Count the lines below that include "likes". Only the number should be given.

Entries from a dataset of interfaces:
================================

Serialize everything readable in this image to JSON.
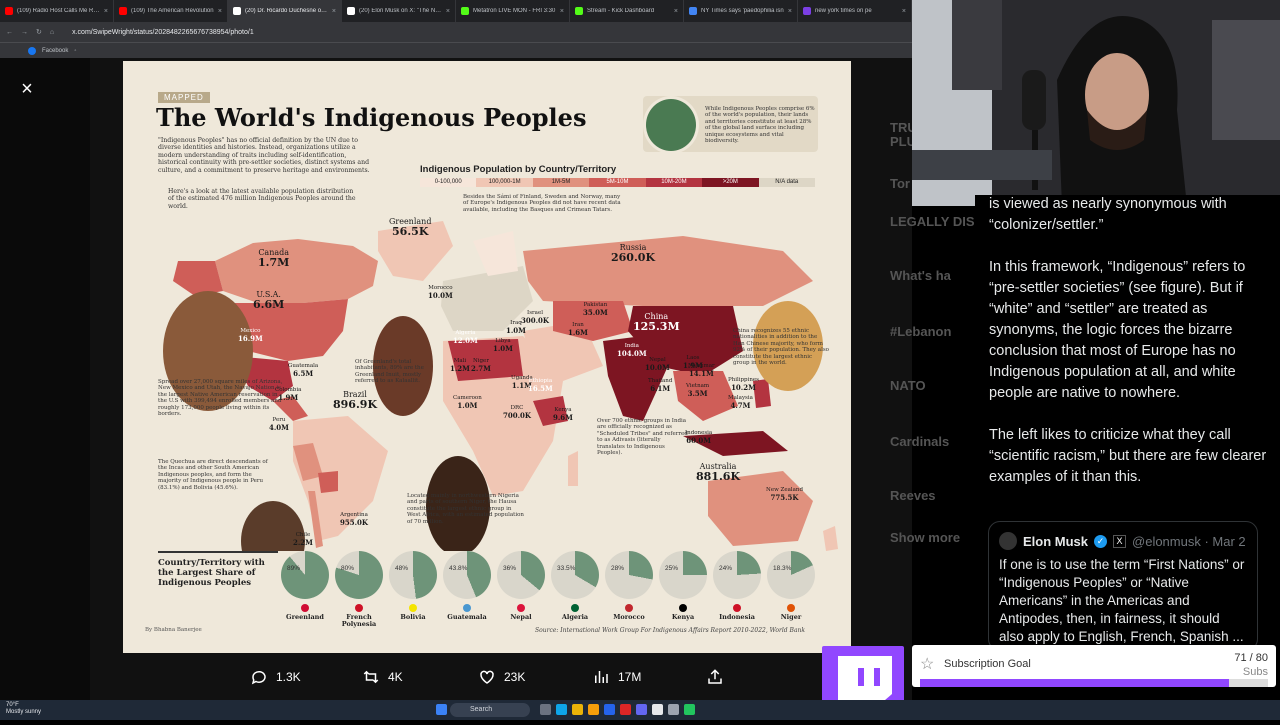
{
  "browser": {
    "tabs": [
      {
        "label": "(109) Radio Host Calls Me Racis",
        "color": "#ff0000"
      },
      {
        "label": "(109) The American Revolution",
        "color": "#ff0000"
      },
      {
        "label": "(20) Dr. Ricardo Duchesne on X",
        "color": "#ffffff"
      },
      {
        "label": "(20) Elon Musk on X: \"The New",
        "color": "#ffffff"
      },
      {
        "label": "Metatron LIVE MON - FRI 3:30",
        "color": "#53fc18"
      },
      {
        "label": "Stream - Kick Dashboard",
        "color": "#53fc18"
      },
      {
        "label": "NY Times says 'paedophilia isn",
        "color": "#4285f4"
      },
      {
        "label": "new york times on pe",
        "color": "#7b3fe4"
      }
    ],
    "url": "x.com/SwipeWright/status/2028482265676738954/photo/1",
    "bookmark": "Facebook"
  },
  "viewer": {
    "close_icon": "×"
  },
  "infographic": {
    "tag": "MAPPED",
    "title": "The World's Indigenous Peoples",
    "intro": "\"Indigenous Peoples\" has no official definition by the UN due to diverse identities and histories. Instead, organizations utilize a modern understanding of traits including self-identification, historical continuity with pre-settler societies, distinct systems and culture, and a commitment to preserve heritage and environments.",
    "intro2": "Here's a look at the latest available population distribution of the estimated 476 million Indigenous Peoples around the world.",
    "topnote": "While Indigenous Peoples comprise 6% of the world's population, their lands and territories constitute at least 28% of the global land surface including unique ecosystems and vital biodiversity.",
    "legend_title": "Indigenous Population by Country/Territory",
    "legend": [
      {
        "label": "0-100,000",
        "color": "#f6e6da"
      },
      {
        "label": "100,000-1M",
        "color": "#f0c6b4"
      },
      {
        "label": "1M-5M",
        "color": "#e0917e"
      },
      {
        "label": "5M-10M",
        "color": "#cf5e58"
      },
      {
        "label": "10M-20M",
        "color": "#b33440"
      },
      {
        "label": ">20M",
        "color": "#7d1522"
      },
      {
        "label": "N/A data",
        "color": "#ddd6c6"
      }
    ],
    "countries": [
      {
        "name": "Greenland",
        "value": "56.5K"
      },
      {
        "name": "Canada",
        "value": "1.7M"
      },
      {
        "name": "U.S.A.",
        "value": "6.6M"
      },
      {
        "name": "Mexico",
        "value": "16.9M"
      },
      {
        "name": "Guatemala",
        "value": "6.5M"
      },
      {
        "name": "Colombia",
        "value": "1.9M"
      },
      {
        "name": "Peru",
        "value": "4.0M"
      },
      {
        "name": "Brazil",
        "value": "896.9K"
      },
      {
        "name": "Argentina",
        "value": "955.0K"
      },
      {
        "name": "Chile",
        "value": "2.2M"
      },
      {
        "name": "Morocco",
        "value": "10.0M"
      },
      {
        "name": "Algeria",
        "value": "12.0M"
      },
      {
        "name": "Libya",
        "value": "1.0M"
      },
      {
        "name": "Mali",
        "value": "1.2M"
      },
      {
        "name": "Niger",
        "value": "2.7M"
      },
      {
        "name": "Cameroon",
        "value": "1.0M"
      },
      {
        "name": "Uganda",
        "value": "1.1M"
      },
      {
        "name": "Ethiopia",
        "value": "16.5M"
      },
      {
        "name": "DRC",
        "value": "700.0K"
      },
      {
        "name": "Kenya",
        "value": "9.6M"
      },
      {
        "name": "Russia",
        "value": "260.0K"
      },
      {
        "name": "Iran",
        "value": "1.6M"
      },
      {
        "name": "Pakistan",
        "value": "35.0M"
      },
      {
        "name": "Iraq",
        "value": "1.0M"
      },
      {
        "name": "Israel",
        "value": "300.0K"
      },
      {
        "name": "India",
        "value": "104.0M"
      },
      {
        "name": "Nepal",
        "value": "10.0M"
      },
      {
        "name": "China",
        "value": "125.3M"
      },
      {
        "name": "Myanmar",
        "value": "14.1M"
      },
      {
        "name": "Thailand",
        "value": "6.1M"
      },
      {
        "name": "Laos",
        "value": "1.9M"
      },
      {
        "name": "Vietnam",
        "value": "3.5M"
      },
      {
        "name": "Philippines",
        "value": "10.2M"
      },
      {
        "name": "Malaysia",
        "value": "4.7M"
      },
      {
        "name": "Indonesia",
        "value": "60.0M"
      },
      {
        "name": "Australia",
        "value": "881.6K"
      },
      {
        "name": "New Zealand",
        "value": "775.5K"
      }
    ],
    "notes": {
      "navajo": "Spread over 27,000 square miles of Arizona, New Mexico and Utah, the Navajo Nation is the largest Native American reservation in the U.S with 399,494 enrolled members and roughly 173,000 people living within its borders.",
      "greenland": "Of Greenland's total inhabitants, 89% are the Greenland Inuit, mostly referred to as Kalaallit.",
      "sami": "Besides the Sámi of Finland, Sweden and Norway, many of Europe's Indigenous Peoples did not have recent data available, including the Basques and Crimean Tatars.",
      "china": "China recognizes 55 ethnic nationalities in addition to the Han Chinese majority, who form 92% of their population. They also constitute the largest ethnic group in the world.",
      "quechua": "The Quechua are direct descendants of the Incas and other South American Indigenous peoples, and form the majority of Indigenous people in Peru (83.1%) and Bolivia (45.6%).",
      "hausa": "Located mainly in northwestern Nigeria and parts of southern Niger, the Hausa constitute the largest ethnic group in West Africa, with an estimated population of 70 million.",
      "india": "Over 700 ethnic groups in India are officially recognized as \"Scheduled Tribes\" and referred to as Adivasis (literally translates to Indigenous Peoples)."
    },
    "share_title": "Country/Territory with the Largest Share of Indigenous Peoples",
    "shares": [
      {
        "pct": 89,
        "label": "89%",
        "name": "Greenland",
        "flag": "#d00c33"
      },
      {
        "pct": 80,
        "label": "80%",
        "name": "French Polynesia",
        "flag": "#ce1126"
      },
      {
        "pct": 48,
        "label": "48%",
        "name": "Bolivia",
        "flag": "#f4e400"
      },
      {
        "pct": 43.8,
        "label": "43.8%",
        "name": "Guatemala",
        "flag": "#4997d0"
      },
      {
        "pct": 36,
        "label": "36%",
        "name": "Nepal",
        "flag": "#dc143c"
      },
      {
        "pct": 33.5,
        "label": "33.5%",
        "name": "Algeria",
        "flag": "#006233"
      },
      {
        "pct": 28,
        "label": "28%",
        "name": "Morocco",
        "flag": "#c1272d"
      },
      {
        "pct": 25,
        "label": "25%",
        "name": "Kenya",
        "flag": "#000000"
      },
      {
        "pct": 24,
        "label": "24%",
        "name": "Indonesia",
        "flag": "#ce1126"
      },
      {
        "pct": 18.3,
        "label": "18.3%",
        "name": "Niger",
        "flag": "#e05206"
      }
    ],
    "byline": "By Bhabna Banerjee",
    "source": "Source: International Work Group For Indigenous Affairs Report 2010-2022, World Bank"
  },
  "actions": {
    "replies": "1.3K",
    "reposts": "4K",
    "likes": "23K",
    "views": "17M"
  },
  "tweet": {
    "line0": "is viewed as nearly synonymous with “colonizer/settler.”",
    "p1": "In this framework, “Indigenous” refers to “pre-settler societies” (see figure). But if “white” and “settler” are treated as synonyms, the logic forces the bizarre conclusion that most of Europe has no Indigenous population at all, and white people are native to nowhere.",
    "p2": "The left likes to criticize what they call “scientific racism,” but there are few clearer examples of it than this.",
    "quote": {
      "name": "Elon Musk",
      "handle": "@elonmusk · Mar 2",
      "text": "If one is to use the term “First Nations” or “Indigenous Peoples” or “Native Americans” in the Americas and Antipodes, then, in fairness, it should also apply to English, French, Spanish ..."
    }
  },
  "side_dim": [
    "TRU",
    "PLU",
    "Tor",
    "LEGALLY DIS",
    "What's ha",
    "#Lebanon",
    "NATO",
    "Cardinals",
    "Reeves",
    "Show more"
  ],
  "subgoal": {
    "label": "Subscription Goal",
    "current": "71",
    "target": "80",
    "count": "71 / 80",
    "unit": "Subs",
    "progress": 0.8875
  },
  "taskbar": {
    "temp": "70°F",
    "weather": "Mostly sunny",
    "search": "Search"
  }
}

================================

EXERCISE RESULT:
2